A summons is addressed by the Secretariat to the parties for a hearing before the Commission. At the hearing, the parties may present their arguments and examine witnesses. Thereafter, they may also submit written pleadings.

What is the statutory timetable for clearance? Can it be speeded up?

There is a two-stage procedure for pre-merger filings.

If the concentration does not raise serious doubts concerning potential restrictive effects on competition, the Commission should issue a clearance decision within one month of notification.

If the concentration raises serious doubts, the president of the Commission must issue a decision within one month of notification initiating a full investigation of the notified transaction. The participating undertakings should be immediately informed about this decision. The case is introduced before the Commission within 45 days. From that date, the undertakings may within 20 days at the latest propose commitments. In exceptional cases, the Commission may accept commitments even after the expiry of the 20-day term, in which case the term for the issuance of a decision under article 8(6) is extended from 90 to 105 days. Where the Commission finds that the concentration substantially restricts competition in the relevant market, or that, in the case of a joint venture, the criteria laid down by article 1(3) are not fulfilled, it shall issue a decision prohibiting the concentration. Such decision must be issued within 90 days of the initiation of Phase II. If the Commission finds that the concentration does not substantially restrict competition or if it approves the same with conditions, it shall issue an approving decision. If the 90-day term expires without the issuance of a prohibitive decision, the concentration is deemed as approved, with the Commission thereafter issuing a merely confirmatory decision.

This timetable cannot be speeded up. They can be extended when the notifying undertakings consent.

If the participating undertakings do not furnish any required information within the set deadline, the term for the issuance of the decision is suspended and recommences as soon as such information is furnished. In its decisions, the Commission mentions the date of the notification, the date of its request for information and the date of submission thereof by the notifying party.

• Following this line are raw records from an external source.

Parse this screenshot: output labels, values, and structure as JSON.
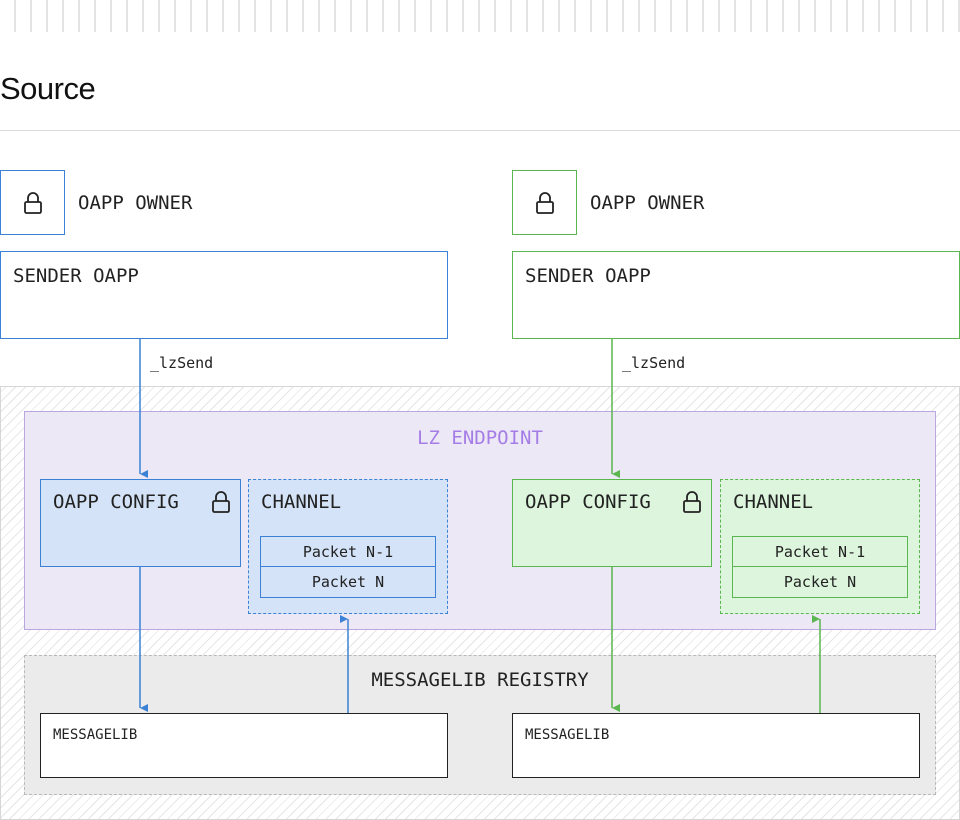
{
  "page": {
    "title": "Source"
  },
  "colors": {
    "blue": "#3b82d6",
    "blue_fill": "#d4e3f7",
    "green": "#5ab64e",
    "green_fill": "#dcf5dc",
    "purple_text": "#a47de6",
    "purple_fill": "#ede8f5"
  },
  "left": {
    "owner_label": "OAPP OWNER",
    "sender_label": "SENDER OAPP",
    "send_call": "_lzSend",
    "config_label": "OAPP CONFIG",
    "channel_label": "CHANNEL",
    "packets": [
      "Packet N-1",
      "Packet N"
    ],
    "messagelib_label": "MESSAGELIB"
  },
  "right": {
    "owner_label": "OAPP OWNER",
    "sender_label": "SENDER OAPP",
    "send_call": "_lzSend",
    "config_label": "OAPP CONFIG",
    "channel_label": "CHANNEL",
    "packets": [
      "Packet N-1",
      "Packet N"
    ],
    "messagelib_label": "MESSAGELIB"
  },
  "endpoint": {
    "label": "LZ ENDPOINT"
  },
  "registry": {
    "label": "MESSAGELIB REGISTRY"
  },
  "icons": {
    "owner_lock": "lock-icon",
    "config_lock": "lock-icon"
  }
}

In general, the Commission issues its decisions within the above terms.